__WORK TO BE COMPLETED__
Here is a block of records. Copy every line in it that includes "time".

(Component data from apps and pages)
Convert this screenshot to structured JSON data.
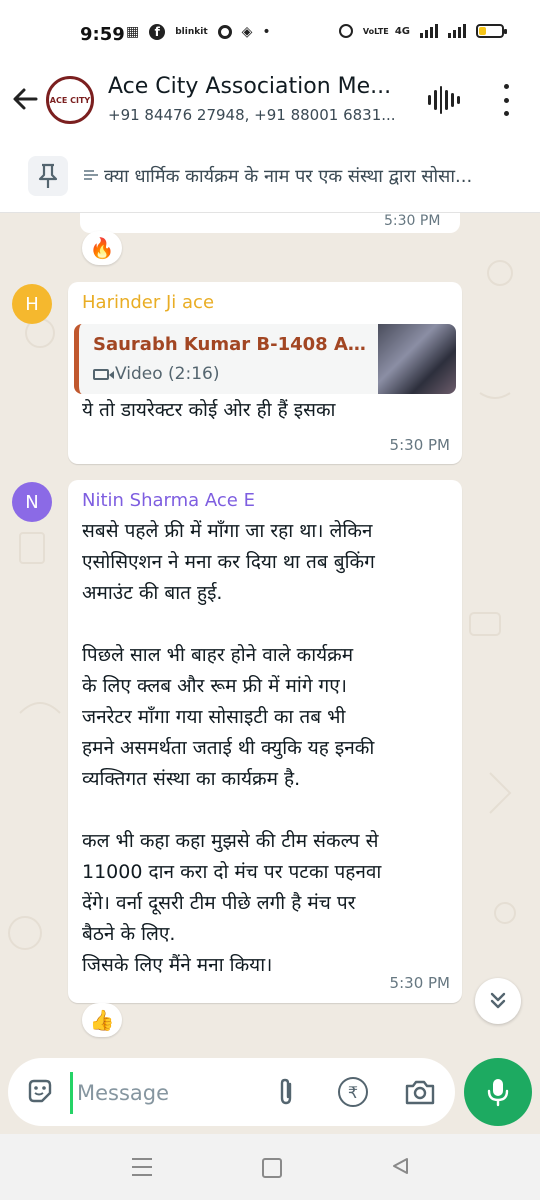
{
  "status_bar": {
    "time": "9:59",
    "left_icons": [
      "grid-app-icon",
      "facebook-icon",
      "blinkit-icon",
      "chrome-icon",
      "ticket-icon",
      "dot-icon"
    ],
    "blinkit_label": "blinkit",
    "network_label": "4G",
    "volte_label": "VoLTE",
    "battery_fraction": 0.3
  },
  "header": {
    "group_name": "Ace City Association Me...",
    "members": "+91 84476 27948, +91 88001 6831...",
    "avatar_text": "ACE CITY"
  },
  "pinned": {
    "text": "क्या धार्मिक कार्यक्रम के नाम पर एक संस्था द्वारा सोसा..."
  },
  "messages": {
    "prev": {
      "time": "5:30 PM",
      "reaction": "🔥"
    },
    "harinder": {
      "avatar_letter": "H",
      "avatar_color": "#f5b82e",
      "name": "Harinder Ji ace",
      "name_color": "#e9ad24",
      "quote_author": "Saurabh Kumar B-1408 Agr...",
      "quote_type": "Video (2:16)",
      "text": "ये तो डायरेक्टर कोई ओर ही हैं इसका",
      "time": "5:30 PM"
    },
    "nitin": {
      "avatar_letter": "N",
      "avatar_color": "#8b6ae6",
      "name": "Nitin Sharma Ace E",
      "name_color": "#7e5ee0",
      "text": "सबसे पहले फ्री में माँगा जा रहा था। लेकिन\nएसोसिएशन ने मना कर दिया था तब बुकिंग\nअमाउंट की बात हुई.\n\nपिछले साल भी बाहर होने वाले कार्यक्रम\nके लिए क्लब और रूम फ्री में मांगे गए।\nजनरेटर माँगा गया सोसाइटी का तब भी\nहमने असमर्थता जताई थी क्युकि यह इनकी\nव्यक्तिगत संस्था का कार्यक्रम है.\n\nकल भी कहा कहा मुझसे की टीम संकल्प से\n11000 दान करा दो मंच पर पटका पहनवा\nदेंगे। वर्ना दूसरी टीम पीछे लगी है मंच पर\nबैठने के लिए.\nजिसके लिए मैंने मना किया।",
      "time": "5:30 PM",
      "reaction": "👍"
    }
  },
  "composer": {
    "placeholder": "Message"
  },
  "colors": {
    "accent_green": "#1daa61",
    "chat_bg": "#efeae2",
    "quote_bar": "#c0582e"
  }
}
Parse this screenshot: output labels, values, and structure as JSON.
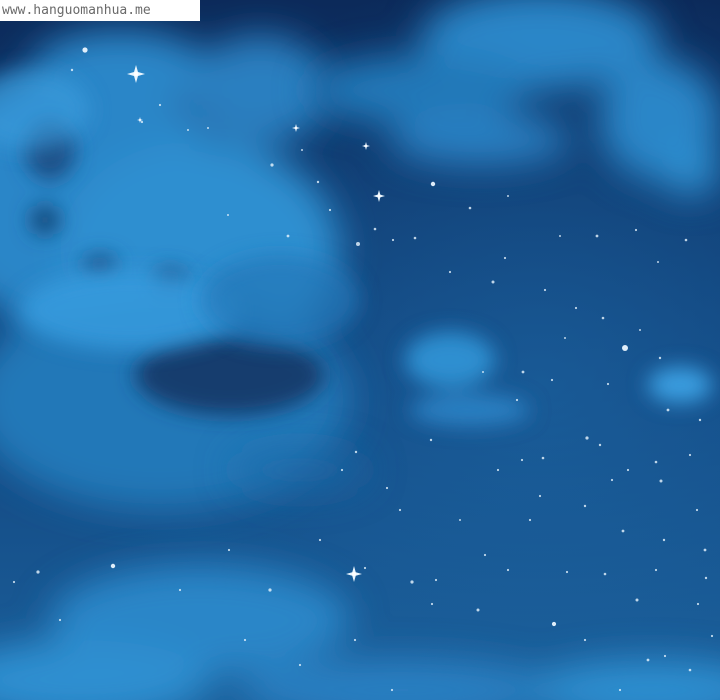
{
  "watermark": {
    "text": "www.hanguomanhua.me"
  },
  "scene": {
    "subject": "night-sky",
    "colors": {
      "sky_top": "#0c2a5a",
      "sky_mid": "#124680",
      "sky_bottom": "#1b5f9a",
      "cloud_light": "#3fa2e0",
      "cloud_mid": "#2a7fc0",
      "cloud_dark": "#123d6e",
      "star": "#eaf6ff"
    },
    "icons": [
      "star-icon",
      "sparkle-icon",
      "cloud-icon"
    ]
  }
}
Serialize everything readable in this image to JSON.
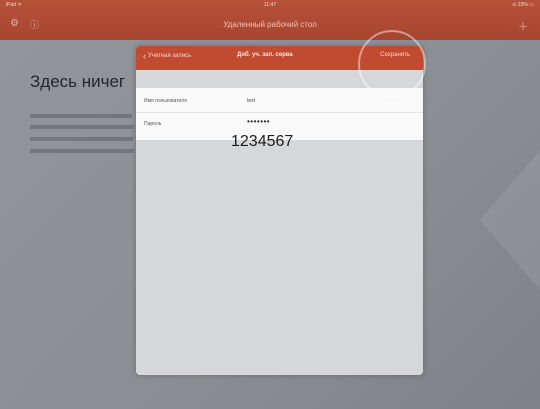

__EXERCISE ANSWER__
    "time": "9:59",
      "time": "5:30 PM",
      "time": "5:30 PM"
      "time": "5:30 PM",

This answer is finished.